teachers as possible to take an examination. For this reason he pro-
poses to issue new certificates in place of limited certificates now in
force, and in each case for such time as the old certificate would have
run, except that no new certificate can be issued for a longer period
than is provided in Section 55 for that particular grade of certificate.
It should be remembered that certificates issued under the old law
have not the same value as certificates of the same name or grade under
the new law. For example, the new first grade certificate is equivalent
to a normal school diploma or to the old form of professional certifi-
cate, whereas the old first grade certificate was granted on examination
to persons with less academic preparation than the normal school
diploma required, and without any professional requirement whatever.
For this reason, an old first grade certificate does not entitle the holder
to a new first grade, unless his experience, his accredited reading circle
work, his institute work, and his other schooling has provided academic
and professional training equivalent to normal school graduation.
The grades of certificates referred to in the minimum salary sched-
ule of the new law (Sec. 60) are the new grades as given in Sec. 55. A
county board is not required by Sec. 60 to pay a teacher the salary
Ax N UAL Report of the State Board of Education 123
specified for a particular grade of certificate unless the teacher holds
one of the new certificates of that grade, or an old certificate which is
equivalent to the new certificate of that grade. It will be seen that the
minimum salary schedule in Sec. 60 of the new law corresponds to the
schedule in the old law with the wording changed to conform to the
new gradation of certificates. It was not the intention of Sec. GO to
force county boards of education to pay more at this time, nor to au-
thorize them to pay less, than was required before.
In issuing the exchange certificates without examination, it is not
the intention of the State Supe^rintendent to issue a higher grade of
certificate than the teacher's old certificate, preparation and teaching
record justifies ; but if a teacher is not satisfied with the grade of new
certificate issued without examination, he can take the examination for
the next higher grade, or he can attend Summer sessions to make up
If any teacher prefers, he may teach on his present certificate until
it expires, and then meet the requirement for a new certificate by ex-
amination.

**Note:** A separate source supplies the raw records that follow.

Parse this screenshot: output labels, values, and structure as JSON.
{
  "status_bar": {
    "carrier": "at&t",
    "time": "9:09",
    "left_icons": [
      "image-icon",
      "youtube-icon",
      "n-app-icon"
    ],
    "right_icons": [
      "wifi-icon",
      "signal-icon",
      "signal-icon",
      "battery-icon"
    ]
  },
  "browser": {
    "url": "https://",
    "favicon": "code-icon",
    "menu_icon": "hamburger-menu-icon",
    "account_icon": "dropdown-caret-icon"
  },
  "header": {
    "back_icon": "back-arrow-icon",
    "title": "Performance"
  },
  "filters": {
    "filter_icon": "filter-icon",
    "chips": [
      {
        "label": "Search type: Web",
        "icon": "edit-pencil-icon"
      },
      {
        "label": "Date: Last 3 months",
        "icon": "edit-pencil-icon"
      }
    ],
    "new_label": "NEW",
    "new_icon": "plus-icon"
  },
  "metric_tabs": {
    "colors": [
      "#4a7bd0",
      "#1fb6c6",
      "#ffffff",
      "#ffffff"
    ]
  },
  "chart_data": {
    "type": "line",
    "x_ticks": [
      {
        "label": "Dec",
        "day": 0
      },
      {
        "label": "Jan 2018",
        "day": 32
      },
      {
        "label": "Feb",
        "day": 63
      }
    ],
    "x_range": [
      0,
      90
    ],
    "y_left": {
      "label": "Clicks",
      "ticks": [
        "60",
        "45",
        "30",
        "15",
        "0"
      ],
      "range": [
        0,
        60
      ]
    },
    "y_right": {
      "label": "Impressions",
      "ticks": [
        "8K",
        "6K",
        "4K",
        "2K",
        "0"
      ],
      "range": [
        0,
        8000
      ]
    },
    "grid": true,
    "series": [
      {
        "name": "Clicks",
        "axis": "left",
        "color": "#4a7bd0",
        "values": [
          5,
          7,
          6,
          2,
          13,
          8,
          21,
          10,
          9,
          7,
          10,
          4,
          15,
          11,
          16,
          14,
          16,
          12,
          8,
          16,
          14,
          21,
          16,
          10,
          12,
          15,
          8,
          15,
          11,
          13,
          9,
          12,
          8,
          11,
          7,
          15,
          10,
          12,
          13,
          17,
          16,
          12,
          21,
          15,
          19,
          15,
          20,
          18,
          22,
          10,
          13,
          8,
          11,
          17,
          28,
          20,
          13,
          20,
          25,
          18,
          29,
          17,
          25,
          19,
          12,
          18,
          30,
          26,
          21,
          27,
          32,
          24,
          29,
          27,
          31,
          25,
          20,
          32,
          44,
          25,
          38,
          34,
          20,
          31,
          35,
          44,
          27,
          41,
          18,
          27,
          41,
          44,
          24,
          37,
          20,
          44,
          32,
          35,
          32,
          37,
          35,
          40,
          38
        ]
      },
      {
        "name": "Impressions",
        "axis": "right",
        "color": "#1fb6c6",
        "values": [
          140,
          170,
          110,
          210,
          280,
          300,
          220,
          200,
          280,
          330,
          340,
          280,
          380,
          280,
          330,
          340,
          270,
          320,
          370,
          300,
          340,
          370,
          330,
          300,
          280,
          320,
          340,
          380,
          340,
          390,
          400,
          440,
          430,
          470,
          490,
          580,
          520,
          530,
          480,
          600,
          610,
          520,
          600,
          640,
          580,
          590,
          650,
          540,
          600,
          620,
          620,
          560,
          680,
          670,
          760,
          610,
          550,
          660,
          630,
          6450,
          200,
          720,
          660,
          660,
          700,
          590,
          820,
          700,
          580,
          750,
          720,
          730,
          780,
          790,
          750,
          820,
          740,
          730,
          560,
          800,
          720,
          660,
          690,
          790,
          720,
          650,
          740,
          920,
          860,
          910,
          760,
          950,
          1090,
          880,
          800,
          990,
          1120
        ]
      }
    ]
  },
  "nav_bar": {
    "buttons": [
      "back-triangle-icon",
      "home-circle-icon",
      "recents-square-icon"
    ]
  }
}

If the exchange is desired, it must be made this year with
the others from the same county. All exchanges will be considered and
the new certificates will be issued during the present school year, so
that any who are required to take the examination may be notified early.
When the new certificates are issued, they will be sent direct to the
county superintendent and not to the individual teachers.
The old certificate remains the teacher's property. It should not
be sent to the State Superintendent, nor should the teacher send any
letters of- recommendation or ask anyone to write the State Superin-
tendent in his behalf.
Note that all public elementary school teachers are asked to fill out
the card, whether they desire new certificates or not. If a teacher does
not have a certificate now in force, but has had one which has expired,
the last certificate held should be reported in full with the date of ex-
piration indicated in the proper space. If a teacher has more than one
certificate now in force, he should report only the highest one.
All blank spaces on the card should be filled. When there is nothing
to report in any blank, a cipher should be used or the word none written
in the space.
The following explanations and suggestions are numbered to corre-
spond with the numbers of the questions on the card :
(3) Teaching address is the address where mail will reach the
teacher during the school year.
(4) The county in which you are employed.
(5) The address from which mail will always be forwarded.
Annual Report of the State Board of Education
(6) Use figures only, giving number of month, day of month
and year. For example, the date of this letter would
be written 11-27-1916.
(7) Indicate here whether your certificate is a normal school